Caged King Puck will rise above Killorglin fun

Goat will be suspended 60ft above town in cage for three days during Puck Fair

Pat Cahill and John McGrath at Dingle Bay in Co Kerry with the captured wild mountain goat that will be crowned King Puck. Photograph: Don Macmonagle

Pat Cahill and John McGrath at Dingle Bay in Co Kerry with the captured wild mountain goat that will be crowned King Puck. Photograph: Don Macmonagle

Wed, Aug 6, 2014, 01:00

The 401st King of Killorglin was presented to the press yesterday at a ceremonial unveiling on Rossbeigh Strand. He will be raised 60ft over the town and live in a special cage for three days and three nights during Puck Fair.

Caught on the hills of Glencar, this year’s silver-and-black King Puck is an ordinary-looking wild one. He is small, sturdy and horned.

As well as presiding over the festival that begins on Sunday, King Puck will be used as a mascot or “King of the Road” for the Wild Atlantic Way tourism route stretching the length of the island of Ireland.

Chairman of Puck Fair Declan Mangan said: “King Pucks down the years have been found on mountains from Mount Brandon right up to Ballycastle in Co Antrim. He’s the true king of the road.”

During the festival an estimated 80,000 people will visit the town, which rises over the river Laune.
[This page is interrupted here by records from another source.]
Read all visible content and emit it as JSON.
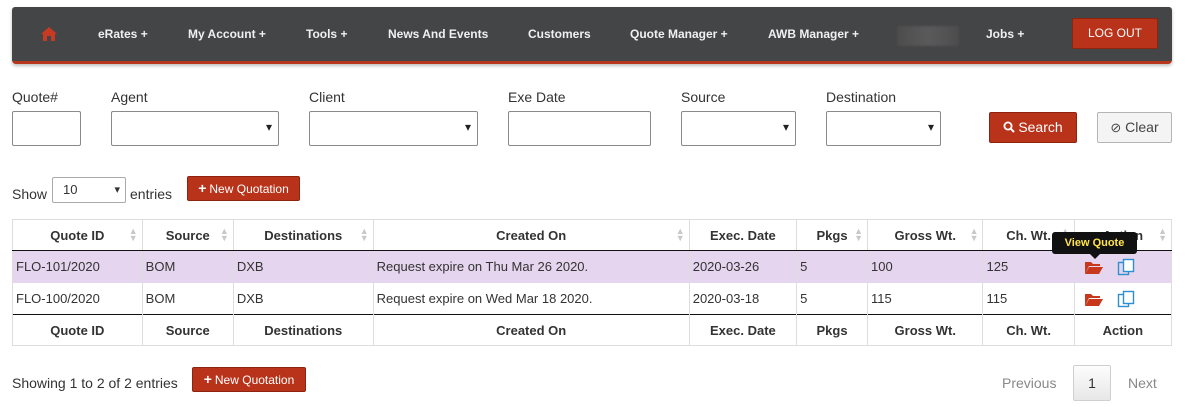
{
  "nav": {
    "items": [
      "eRates +",
      "My Account +",
      "Tools +",
      "News And Events",
      "Customers",
      "Quote Manager +",
      "AWB Manager +",
      "Jobs +"
    ],
    "logout": "LOG OUT",
    "home_icon": "home-icon",
    "accent": "#b8331a"
  },
  "filters": {
    "quote_label": "Quote#",
    "agent_label": "Agent",
    "client_label": "Client",
    "exe_date_label": "Exe Date",
    "source_label": "Source",
    "destination_label": "Destination",
    "search_button": "Search",
    "clear_button": "Clear"
  },
  "entries": {
    "show": "Show",
    "value": "10",
    "suffix": "entries",
    "new_quotation": "New Quotation"
  },
  "table": {
    "columns": [
      "Quote ID",
      "Source",
      "Destinations",
      "Created On",
      "Exec. Date",
      "Pkgs",
      "Gross Wt.",
      "Ch. Wt.",
      "Action"
    ],
    "rows": [
      [
        "FLO-101/2020",
        "BOM",
        "DXB",
        "Request expire on Thu Mar 26 2020.",
        "2020-03-26",
        "5",
        "100",
        "125"
      ],
      [
        "FLO-100/2020",
        "BOM",
        "DXB",
        "Request expire on Wed Mar 18 2020.",
        "2020-03-18",
        "5",
        "115",
        "115"
      ]
    ],
    "tooltip": "View Quote",
    "action_icons": [
      "folder-open-icon",
      "copy-icon"
    ]
  },
  "footer": {
    "showing": "Showing 1 to 2 of 2 entries",
    "new_quotation": "New Quotation",
    "previous": "Previous",
    "page": "1",
    "next": "Next"
  }
}
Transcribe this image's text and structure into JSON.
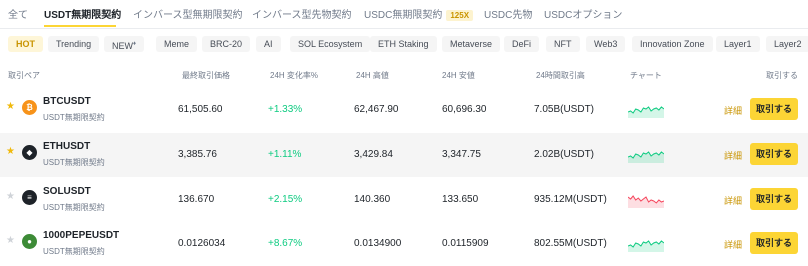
{
  "tabs": [
    {
      "label": "全て"
    },
    {
      "label": "USDT無期限契約"
    },
    {
      "label": "インバース型無期限契約"
    },
    {
      "label": "インバース型先物契約"
    },
    {
      "label": "USDC無期限契約",
      "badge": "125X"
    },
    {
      "label": "USDC先物"
    },
    {
      "label": "USDCオプション"
    }
  ],
  "chips": [
    {
      "label": "HOT"
    },
    {
      "label": "Trending"
    },
    {
      "label": "NEW",
      "mark": "♦"
    },
    {
      "label": "Meme"
    },
    {
      "label": "BRC-20"
    },
    {
      "label": "AI"
    },
    {
      "label": "SOL Ecosystem"
    },
    {
      "label": "ETH Staking"
    },
    {
      "label": "Metaverse"
    },
    {
      "label": "DeFi"
    },
    {
      "label": "NFT"
    },
    {
      "label": "Web3"
    },
    {
      "label": "Innovation Zone"
    },
    {
      "label": "Layer1"
    },
    {
      "label": "Layer2"
    }
  ],
  "table": {
    "headers": {
      "pair": "取引ペア",
      "last_price": "最終取引価格",
      "change": "24H 変化率%",
      "high": "24H 高値",
      "low": "24H 安値",
      "volume": "24時間取引高",
      "chart": "チャート",
      "action": "取引する"
    },
    "rows": [
      {
        "symbol": "BTCUSDT",
        "sub": "USDT無期限契約",
        "coin_glyph": "₿",
        "coin_color": "#f7931a",
        "favorite": true,
        "last_price": "61,505.60",
        "change": "+1.33%",
        "high": "62,467.90",
        "low": "60,696.30",
        "volume": "7.05B(USDT)",
        "trend": "up",
        "spark_color": "#0ecb81",
        "detail": "詳細",
        "trade": "取引する"
      },
      {
        "symbol": "ETHUSDT",
        "sub": "USDT無期限契約",
        "coin_glyph": "◆",
        "coin_color": "#1e2329",
        "favorite": true,
        "last_price": "3,385.76",
        "change": "+1.11%",
        "high": "3,429.84",
        "low": "3,347.75",
        "volume": "2.02B(USDT)",
        "trend": "up",
        "spark_color": "#0ecb81",
        "detail": "詳細",
        "trade": "取引する"
      },
      {
        "symbol": "SOLUSDT",
        "sub": "USDT無期限契約",
        "coin_glyph": "≡",
        "coin_color": "#1e2329",
        "favorite": false,
        "last_price": "136.670",
        "change": "+2.15%",
        "high": "140.360",
        "low": "133.650",
        "volume": "935.12M(USDT)",
        "trend": "down",
        "spark_color": "#f6465d",
        "detail": "詳細",
        "trade": "取引する"
      },
      {
        "symbol": "1000PEPEUSDT",
        "sub": "USDT無期限契約",
        "coin_glyph": "●",
        "coin_color": "#3d8b37",
        "favorite": false,
        "last_price": "0.0126034",
        "change": "+8.67%",
        "high": "0.0134900",
        "low": "0.0115909",
        "volume": "802.55M(USDT)",
        "trend": "up",
        "spark_color": "#0ecb81",
        "detail": "詳細",
        "trade": "取引する"
      }
    ]
  }
}
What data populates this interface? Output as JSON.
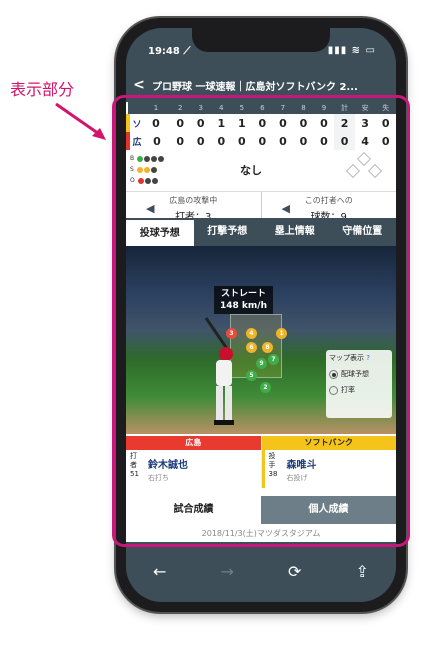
{
  "callout": {
    "label": "表示部分"
  },
  "status": {
    "time": "19:48 ⟋",
    "icons": "▮▮▮ ≋ ▭"
  },
  "titlebar": {
    "back": "<",
    "title": "プロ野球 一球速報｜広島対ソフトバンク 2..."
  },
  "scoreboard": {
    "innings": [
      "1",
      "2",
      "3",
      "4",
      "5",
      "6",
      "7",
      "8",
      "9",
      "計",
      "安",
      "失"
    ],
    "teams": [
      {
        "abbr": "ソ",
        "color": "#f5c41a",
        "scores": [
          "0",
          "0",
          "0",
          "1",
          "1",
          "0",
          "0",
          "0",
          "0"
        ],
        "total": "2",
        "hits": "3",
        "errors": "0"
      },
      {
        "abbr": "広",
        "color": "#e0342c",
        "scores": [
          "0",
          "0",
          "0",
          "0",
          "0",
          "0",
          "0",
          "0",
          "0"
        ],
        "total": "0",
        "hits": "4",
        "errors": "0"
      }
    ]
  },
  "count": {
    "b": "B",
    "s": "S",
    "o": "O",
    "runner": "なし"
  },
  "attack": {
    "left_title": "広島の攻撃中",
    "left_value": "打者：3",
    "right_title": "この打者への",
    "right_value": "球数：9"
  },
  "tabs": [
    "投球予想",
    "打撃予想",
    "塁上情報",
    "守備位置"
  ],
  "pitch": {
    "type": "ストレート",
    "speed": "148 km/h"
  },
  "balls": [
    {
      "n": "3",
      "color": "#e84a3c"
    },
    {
      "n": "4",
      "color": "#f0b429"
    },
    {
      "n": "1",
      "color": "#f0b429"
    },
    {
      "n": "6",
      "color": "#f0b429"
    },
    {
      "n": "8",
      "color": "#f0b429"
    },
    {
      "n": "7",
      "color": "#3fae49"
    },
    {
      "n": "9",
      "color": "#3fae49"
    },
    {
      "n": "5",
      "color": "#3fae49"
    },
    {
      "n": "2",
      "color": "#3fae49"
    }
  ],
  "map_panel": {
    "title": "マップ表示",
    "help": "?",
    "opt1": "配球予想",
    "opt2": "打率"
  },
  "players": {
    "home": {
      "team": "広島",
      "role": "打者",
      "number": "51",
      "name": "鈴木誠也",
      "sub": "右打ち",
      "color": "#e83a2f"
    },
    "away": {
      "team": "ソフトバンク",
      "role": "投手",
      "number": "38",
      "name": "森唯斗",
      "sub": "右投げ",
      "color": "#f5c41a"
    }
  },
  "lowtabs": [
    "試合成績",
    "個人成績"
  ],
  "date": "2018/11/3(土)マツダスタジアム",
  "bottombar": {
    "back": "←",
    "forward": "→",
    "reload": "⟳",
    "share": "⇪"
  }
}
Late bars, music on the streets, Irish dancing, stalls and traditional horse and cattle fairs are part of the annual mix.

On Sunday, after a parade through the town, the Puck will be crowned by Puck Queen 2014, 12-year-old Rebecca Coffey from Sunhill in Killorglin.
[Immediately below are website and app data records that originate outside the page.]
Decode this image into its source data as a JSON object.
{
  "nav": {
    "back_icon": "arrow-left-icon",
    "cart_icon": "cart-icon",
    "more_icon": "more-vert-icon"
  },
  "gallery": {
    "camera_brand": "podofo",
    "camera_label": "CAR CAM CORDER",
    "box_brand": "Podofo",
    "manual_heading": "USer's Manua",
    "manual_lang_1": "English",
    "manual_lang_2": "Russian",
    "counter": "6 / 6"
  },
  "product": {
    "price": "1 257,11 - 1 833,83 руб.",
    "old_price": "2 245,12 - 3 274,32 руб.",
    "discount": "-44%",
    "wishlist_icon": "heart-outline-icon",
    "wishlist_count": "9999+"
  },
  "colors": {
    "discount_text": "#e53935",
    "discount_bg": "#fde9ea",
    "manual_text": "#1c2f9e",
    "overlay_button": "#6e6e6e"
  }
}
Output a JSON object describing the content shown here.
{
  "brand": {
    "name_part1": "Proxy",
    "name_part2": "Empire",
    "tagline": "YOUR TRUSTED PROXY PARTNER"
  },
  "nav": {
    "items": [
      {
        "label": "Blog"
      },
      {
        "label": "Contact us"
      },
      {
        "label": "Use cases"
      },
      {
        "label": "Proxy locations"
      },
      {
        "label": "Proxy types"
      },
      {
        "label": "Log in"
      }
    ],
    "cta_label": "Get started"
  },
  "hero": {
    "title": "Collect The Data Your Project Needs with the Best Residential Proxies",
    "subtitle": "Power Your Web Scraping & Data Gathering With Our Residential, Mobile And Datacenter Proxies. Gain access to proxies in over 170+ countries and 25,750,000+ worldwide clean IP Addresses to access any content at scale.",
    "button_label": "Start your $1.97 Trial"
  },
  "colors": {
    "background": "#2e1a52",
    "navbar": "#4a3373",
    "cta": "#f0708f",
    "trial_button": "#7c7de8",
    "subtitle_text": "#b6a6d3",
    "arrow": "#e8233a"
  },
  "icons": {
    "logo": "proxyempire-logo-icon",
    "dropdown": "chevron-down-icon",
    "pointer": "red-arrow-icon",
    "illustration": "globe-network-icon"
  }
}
‘Royally treated’

A spokesman yesterday said the goat is “royally treated” with regular veterinary inspections during his reign.
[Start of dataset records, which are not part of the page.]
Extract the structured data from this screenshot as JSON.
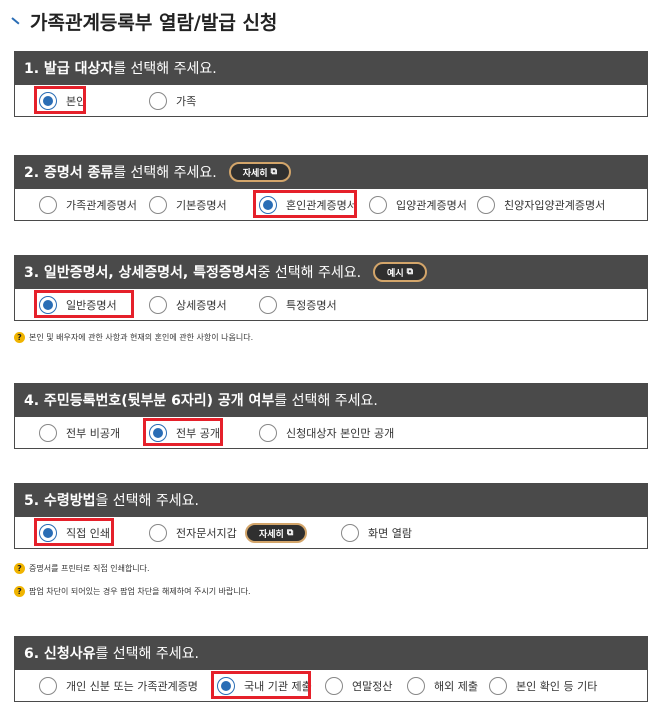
{
  "page_title": "가족관계등록부 열람/발급 신청",
  "sections": {
    "s1": {
      "strong": "1. 발급 대상자",
      "rest": "를 선택해 주세요.",
      "options": [
        "본인",
        "가족"
      ]
    },
    "s2": {
      "strong": "2. 증명서 종류",
      "rest": "를 선택해 주세요.",
      "detail_button": "자세히",
      "options": [
        "가족관계증명서",
        "기본증명서",
        "혼인관계증명서",
        "입양관계증명서",
        "친양자입양관계증명서"
      ]
    },
    "s3": {
      "strong": "3. 일반증명서, 상세증명서, 특정증명서",
      "rest": " 중 선택해 주세요.",
      "example_button": "예시",
      "options": [
        "일반증명서",
        "상세증명서",
        "특정증명서"
      ],
      "note": "본인 및 배우자에 관한 사항과 현재의 혼인에 관한 사항이 나옵니다."
    },
    "s4": {
      "strong": "4. 주민등록번호(뒷부분 6자리) 공개 여부",
      "rest": "를 선택해 주세요.",
      "options": [
        "전부 비공개",
        "전부 공개",
        "신청대상자 본인만 공개"
      ]
    },
    "s5": {
      "strong": "5. 수령방법",
      "rest": "을 선택해 주세요.",
      "options": [
        "직접 인쇄",
        "전자문서지갑",
        "화면 열람"
      ],
      "detail_button": "자세히",
      "notes": [
        "증명서를 프린터로 직접 인쇄합니다.",
        "팝업 차단이 되어있는 경우 팝업 차단을 해제하여 주시기 바랍니다."
      ]
    },
    "s6": {
      "strong": "6. 신청사유",
      "rest": "를 선택해 주세요.",
      "options": [
        "개인 신분 또는 가족관계증명",
        "국내 기관 제출",
        "연말정산",
        "해외 제출",
        "본인 확인 등 기타"
      ]
    }
  },
  "selected": {
    "s1": "본인",
    "s2": "혼인관계증명서",
    "s3": "일반증명서",
    "s4": "전부 공개",
    "s5": "직접 인쇄",
    "s6": "국내 기관 제출"
  },
  "ext_icon": "external-link-icon",
  "help_icon": "question-icon",
  "colors": {
    "header_bg": "#4a4a4a",
    "radio_selected": "#2a6db5",
    "highlight": "#e5202a",
    "pill_border": "#d3a56a",
    "note_icon": "#f0b400"
  }
}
The cage, introduced last year for the fair’s 400th anniversary, has been approved by vets and by the Department of Agriculture, the spokesman said.

The 2014 programme will also feature free workshops in children’s circus skills and Irish dance as well as the Birds Euroshow fun fair, a daily treasure hunt, craft market and the Guinness music trail.

Puck Fair’s origins are believed to go well beyond 400 years ago but the first written reference is a charter from James I in 1613 which grants Jenkins Conway, the local landlord at the time, the right to collect a sum for every animal brought to the August fair held in the town. “This would suggest that the fair was something already well established in the local community,” a spokesman said.

For more information on this year’s festival got to puckfair.ie.